So the case goes back for reconsideration by the district court on these districts to reconsider without this burden on plaintiffs. It is not clear if this leads to any new results.
On District 75, the state had conceded that compliance with Section 5 constituted a compelling interest, and the question was whether a 55 percent BVAP was narrowly tailored to comply with that interest. The Court said that it was, and Justice Alito in his separate opinion said that it was important to emphasize that the state had made this concession. (That is, the Court did not confirm that compliance with the Voting Rights Act could defeat a racial gerrymandering claim.)
Justice Thomas, in his partial dissent, restated his long-held belief (with Justice Scalia) that all race conscious redistricting triggers strict scrutiny. He also believed that on District 75, the Court was not strict enough on the narrow tailoring analysis and would have reversed.
So the upshot of all of this is that not much has changed, with these cases, and there is no rethinking, among liberals or conservatives on the Court, of this cause of action. The fight will be over the details and application to particular cases.

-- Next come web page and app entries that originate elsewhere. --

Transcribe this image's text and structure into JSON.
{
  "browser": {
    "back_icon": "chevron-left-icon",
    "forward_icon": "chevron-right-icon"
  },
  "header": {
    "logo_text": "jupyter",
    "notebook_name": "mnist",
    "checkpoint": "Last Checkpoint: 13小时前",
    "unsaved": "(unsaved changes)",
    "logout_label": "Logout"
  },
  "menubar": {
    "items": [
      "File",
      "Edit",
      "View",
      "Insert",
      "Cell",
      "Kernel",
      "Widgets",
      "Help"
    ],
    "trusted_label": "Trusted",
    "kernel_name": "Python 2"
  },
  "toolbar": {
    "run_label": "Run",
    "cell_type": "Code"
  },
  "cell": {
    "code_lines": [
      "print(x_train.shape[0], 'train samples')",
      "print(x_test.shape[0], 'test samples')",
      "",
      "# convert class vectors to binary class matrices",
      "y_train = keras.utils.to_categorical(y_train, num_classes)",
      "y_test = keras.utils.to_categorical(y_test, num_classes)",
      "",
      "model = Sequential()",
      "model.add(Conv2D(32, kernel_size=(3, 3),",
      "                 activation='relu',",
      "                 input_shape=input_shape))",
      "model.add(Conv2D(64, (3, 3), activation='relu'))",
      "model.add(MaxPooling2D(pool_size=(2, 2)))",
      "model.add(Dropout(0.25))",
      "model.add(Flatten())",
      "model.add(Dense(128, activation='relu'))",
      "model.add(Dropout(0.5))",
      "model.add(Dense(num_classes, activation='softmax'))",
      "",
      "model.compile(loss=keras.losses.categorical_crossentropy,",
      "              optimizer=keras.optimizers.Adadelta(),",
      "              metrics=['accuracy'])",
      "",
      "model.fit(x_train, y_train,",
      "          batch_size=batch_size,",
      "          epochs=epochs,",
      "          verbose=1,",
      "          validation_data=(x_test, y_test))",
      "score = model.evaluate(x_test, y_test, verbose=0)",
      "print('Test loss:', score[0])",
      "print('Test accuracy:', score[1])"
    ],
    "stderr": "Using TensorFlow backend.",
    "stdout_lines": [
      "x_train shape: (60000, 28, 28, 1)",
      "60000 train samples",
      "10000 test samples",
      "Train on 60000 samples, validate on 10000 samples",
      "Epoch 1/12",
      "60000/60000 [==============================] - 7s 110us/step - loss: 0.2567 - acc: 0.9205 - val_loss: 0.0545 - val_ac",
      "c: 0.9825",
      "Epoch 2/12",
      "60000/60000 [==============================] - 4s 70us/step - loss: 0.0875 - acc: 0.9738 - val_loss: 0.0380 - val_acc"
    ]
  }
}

That’s too bad, as I think the entire cause of action is nonsensical. Here’s my paper on that, which I’m presenting tomorrow at the University of Texas Faculty colloquium: Race or Party, Party as Race, or Party All the Time: Three Uneasy Approaches to Conjoined Polarization in Redistricting and Voting Cases.
[This post has been updated.]